Glacier National Park: Going to the Sun by Bike

Photo by Dan Shryock

The Going to the Sun Road stretches in the distance like a thin, white line carved into the side of a mountain. The idea of pedaling a bicycle for miles up that line at first seems daunting. Then a realization sets in. This may be one of the most breathtaking rides a cyclist can find in the Northwest, if not the world.

It’s worth the effort. And, once at the top, relish the ride downhill.

The Going to the Sun Road, the route that reaches across Glacier National Park, is a narrow two-lane road that rises nearly 3,500 feet from the Apgar Visitor Center to Logan Pass. Cyclists often begin up the road at Avalanche campground, a point where the road starts a steady, surmountable incline. Some people choose to ride until they’ve had enough and then turn around for the glide back down. Others seek the summit.

“But we don’t measure success by getting all the way to Logan Pass,” says Courtney Stone of Glacier Guides and Montana Raft tour company.

Cyclists can bring their own bikes or rent from Glacier Guides and join a tour. Either way, there’s much to take in.

The 16-mile ride from Avalanche campground begins among trees before reaching a hairpin turn—The Loop—eight miles long. Sit, rest the legs and take in expansive views of the McDonald Valley and the Livingston Range, a stunning series of mountains highlighted by Heaven’s Peak.

“The views get bigger and bigger at The Loop,” Stone says. “You’re completely surrounded by mountains. You feel tiny in the best possible way. The road has never failed to make me pause and say ‘wow’.”

The climb then turns east up that thin white line on what locals call The Garden Wall. Once at the top, there’s time for recovery and nature watching before a brake-gripping descent. The road that was a challenge on the way up is now an exhilarating glide back down.

There are other sights along the way, many on four legs. Watch for deer and perhaps something even bigger. “It’s not uncommon to see a bear while riding or hiking on the Going to the Sun Road,” Stone says. “We encourage people to have bear spray. The more prepared you are, the better.”

BEST TIMES TO RIDE

Heavy snow closes the Going to the Sun Road each winter and there’s no cycling until the snow is cleared. Before cars, trucks and RVs return, hikers and bikers take advantage of a “no-vehicle” period when they have the road to themselves.

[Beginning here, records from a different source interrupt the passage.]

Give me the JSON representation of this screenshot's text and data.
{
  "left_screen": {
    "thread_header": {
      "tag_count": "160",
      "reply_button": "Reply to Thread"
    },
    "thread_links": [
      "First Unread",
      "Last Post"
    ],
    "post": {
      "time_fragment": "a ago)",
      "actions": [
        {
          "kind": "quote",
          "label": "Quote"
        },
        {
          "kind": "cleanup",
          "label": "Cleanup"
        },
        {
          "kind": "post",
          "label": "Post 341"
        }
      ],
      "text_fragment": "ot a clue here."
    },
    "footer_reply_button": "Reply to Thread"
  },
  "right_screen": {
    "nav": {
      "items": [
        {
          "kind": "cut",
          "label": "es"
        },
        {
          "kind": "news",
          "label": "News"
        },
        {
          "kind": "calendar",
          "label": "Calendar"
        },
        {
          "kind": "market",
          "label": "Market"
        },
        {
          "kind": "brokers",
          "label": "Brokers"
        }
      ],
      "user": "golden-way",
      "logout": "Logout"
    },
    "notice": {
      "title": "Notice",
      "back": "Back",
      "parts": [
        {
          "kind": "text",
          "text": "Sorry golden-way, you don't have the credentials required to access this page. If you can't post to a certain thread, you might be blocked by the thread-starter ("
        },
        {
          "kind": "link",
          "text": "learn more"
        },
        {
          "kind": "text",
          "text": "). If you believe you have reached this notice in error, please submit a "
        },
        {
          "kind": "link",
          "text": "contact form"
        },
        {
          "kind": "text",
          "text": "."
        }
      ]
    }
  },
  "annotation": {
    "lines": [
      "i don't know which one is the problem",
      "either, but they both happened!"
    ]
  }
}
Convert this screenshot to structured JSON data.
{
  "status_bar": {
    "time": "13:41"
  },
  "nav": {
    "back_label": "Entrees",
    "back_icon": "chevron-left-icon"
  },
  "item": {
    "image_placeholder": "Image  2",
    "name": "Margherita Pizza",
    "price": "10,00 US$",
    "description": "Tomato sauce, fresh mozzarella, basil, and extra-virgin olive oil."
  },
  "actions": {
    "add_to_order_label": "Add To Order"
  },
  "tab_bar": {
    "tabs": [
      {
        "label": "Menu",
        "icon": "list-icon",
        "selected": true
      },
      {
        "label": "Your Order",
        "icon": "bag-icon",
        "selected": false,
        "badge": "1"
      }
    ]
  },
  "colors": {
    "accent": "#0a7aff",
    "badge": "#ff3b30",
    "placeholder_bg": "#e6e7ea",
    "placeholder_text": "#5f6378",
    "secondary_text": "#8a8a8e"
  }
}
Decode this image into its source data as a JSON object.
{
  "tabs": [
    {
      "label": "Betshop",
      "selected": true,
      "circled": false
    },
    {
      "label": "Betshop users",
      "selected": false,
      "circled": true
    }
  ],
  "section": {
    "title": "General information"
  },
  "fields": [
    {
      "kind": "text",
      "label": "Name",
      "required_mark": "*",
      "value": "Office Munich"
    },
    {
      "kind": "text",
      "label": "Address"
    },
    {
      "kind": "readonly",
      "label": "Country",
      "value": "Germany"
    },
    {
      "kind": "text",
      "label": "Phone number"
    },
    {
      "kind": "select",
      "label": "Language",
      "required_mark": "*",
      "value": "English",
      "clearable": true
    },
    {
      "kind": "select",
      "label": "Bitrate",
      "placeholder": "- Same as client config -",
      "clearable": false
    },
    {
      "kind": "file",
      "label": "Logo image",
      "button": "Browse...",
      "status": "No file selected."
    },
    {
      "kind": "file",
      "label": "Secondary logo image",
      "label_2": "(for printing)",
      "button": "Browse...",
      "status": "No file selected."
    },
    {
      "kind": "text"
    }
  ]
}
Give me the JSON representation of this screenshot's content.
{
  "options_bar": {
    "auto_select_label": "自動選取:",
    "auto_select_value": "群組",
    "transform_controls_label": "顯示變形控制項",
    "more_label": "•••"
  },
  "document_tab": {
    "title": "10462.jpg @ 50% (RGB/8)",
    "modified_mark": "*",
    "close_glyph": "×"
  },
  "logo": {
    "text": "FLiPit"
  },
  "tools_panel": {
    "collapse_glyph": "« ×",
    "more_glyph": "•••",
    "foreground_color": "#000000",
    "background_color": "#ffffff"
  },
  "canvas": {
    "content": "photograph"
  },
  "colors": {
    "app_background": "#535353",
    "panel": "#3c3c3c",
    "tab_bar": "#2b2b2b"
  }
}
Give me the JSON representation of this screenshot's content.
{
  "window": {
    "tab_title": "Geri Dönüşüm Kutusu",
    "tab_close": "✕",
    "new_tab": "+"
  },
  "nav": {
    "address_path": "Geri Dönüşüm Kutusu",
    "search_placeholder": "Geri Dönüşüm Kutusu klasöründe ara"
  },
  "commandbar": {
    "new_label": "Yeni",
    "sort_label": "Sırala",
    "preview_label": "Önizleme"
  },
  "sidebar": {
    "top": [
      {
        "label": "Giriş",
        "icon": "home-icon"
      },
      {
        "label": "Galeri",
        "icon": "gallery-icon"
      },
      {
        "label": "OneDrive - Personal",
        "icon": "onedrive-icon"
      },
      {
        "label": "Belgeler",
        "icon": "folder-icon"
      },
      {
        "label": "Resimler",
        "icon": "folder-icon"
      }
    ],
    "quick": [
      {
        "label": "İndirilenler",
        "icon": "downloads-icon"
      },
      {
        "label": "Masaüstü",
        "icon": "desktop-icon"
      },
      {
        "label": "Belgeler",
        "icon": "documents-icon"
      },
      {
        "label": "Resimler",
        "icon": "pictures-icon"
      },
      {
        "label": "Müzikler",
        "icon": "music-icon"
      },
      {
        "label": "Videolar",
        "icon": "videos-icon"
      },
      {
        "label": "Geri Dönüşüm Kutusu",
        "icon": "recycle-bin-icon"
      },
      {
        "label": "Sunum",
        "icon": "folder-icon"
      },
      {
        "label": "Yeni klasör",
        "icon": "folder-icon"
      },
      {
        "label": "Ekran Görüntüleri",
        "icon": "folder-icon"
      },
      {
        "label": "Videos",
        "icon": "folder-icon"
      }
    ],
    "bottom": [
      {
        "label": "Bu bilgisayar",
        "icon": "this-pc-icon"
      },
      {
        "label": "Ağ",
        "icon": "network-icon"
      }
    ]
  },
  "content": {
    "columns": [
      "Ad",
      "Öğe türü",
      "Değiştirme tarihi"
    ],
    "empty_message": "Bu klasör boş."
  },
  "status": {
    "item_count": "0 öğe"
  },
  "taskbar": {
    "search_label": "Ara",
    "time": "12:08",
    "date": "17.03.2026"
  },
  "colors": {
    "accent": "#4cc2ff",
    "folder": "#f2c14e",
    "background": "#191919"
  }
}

“Spring plowing operations begin in April from Lake McDonald Lodge and hiker/biker access is allowed generally by early May, first from Lake McDonald Lodge then Avalanche campground,” says National Park Service spokesperson Kirstan Andrews. “How far hikers and bikers are allowed beyond Avalanche campground depends on the location of the plows. As the plows get farther up the mountain so does the access.”

Public vehicles are prohibited beyond Avalanche campground until the snow is cleared across the entire road, generally by mid-June to early July, Andrews says. Until then, its exclusively hiker and biker season. But the dates vary every year, so officials recommend visitors call the Glacier National Park information line, (406) 888-7800.

“Some years it has opened in May and other years it stayed closed into mid-July,” Andrews says.

The road occasionally closes during the summer depending on conditions such as excessive fog, rock falls or freak summer snow.

E-BIKES MAKE IT EASY

A recent national park rule change makes electric bikes—e-bikes—a legal and viable way to ride all the way to Logan Pass. E-bikes have electric motors that assist as one peddles. That makes an uphill ride much easier. Prior to the 2019 rule change, an e-bike would have been considered a motor vehicle.

“Now they are viewed more consistently with traditional pedal bikes and are allowed for hiker/biker access,” Andrews says.

START IN KALISPELL

There are many more cycling opportunities in the region, and the city of Kalispell, 50 miles from Glacier National Park, provides a base of operations while exploring the national park and Montana’s Flathead Valley. Stop by Montana Coffee Traders downtown for locally roasted brews in the morning and SunRift Beer for a different, colder brew after the ride.

Wheaton’s Cycle is nearby for bicycle maintenance, local cycling information and support. Then take a stroll downtown and find the ice climber, the cowboy, the bank robber and more—all community art—climbing the walls.

WHEN YOU GO

Glacier National Park bicycling information: nps.gov/glac/planyourvisit/bicycling.htm

Glacier National Park Going to the Sun Road: nps.gov/glac/planyourvisit/gtsrinfo.htm

Going to the Sun Road Bicycle Tours: glacierguides.com/biking-in-glacier-national-park

Wheaton’s Cycle: wheatonscycle.com

Lodging, food and more in Kalispell: discoverkalispell.com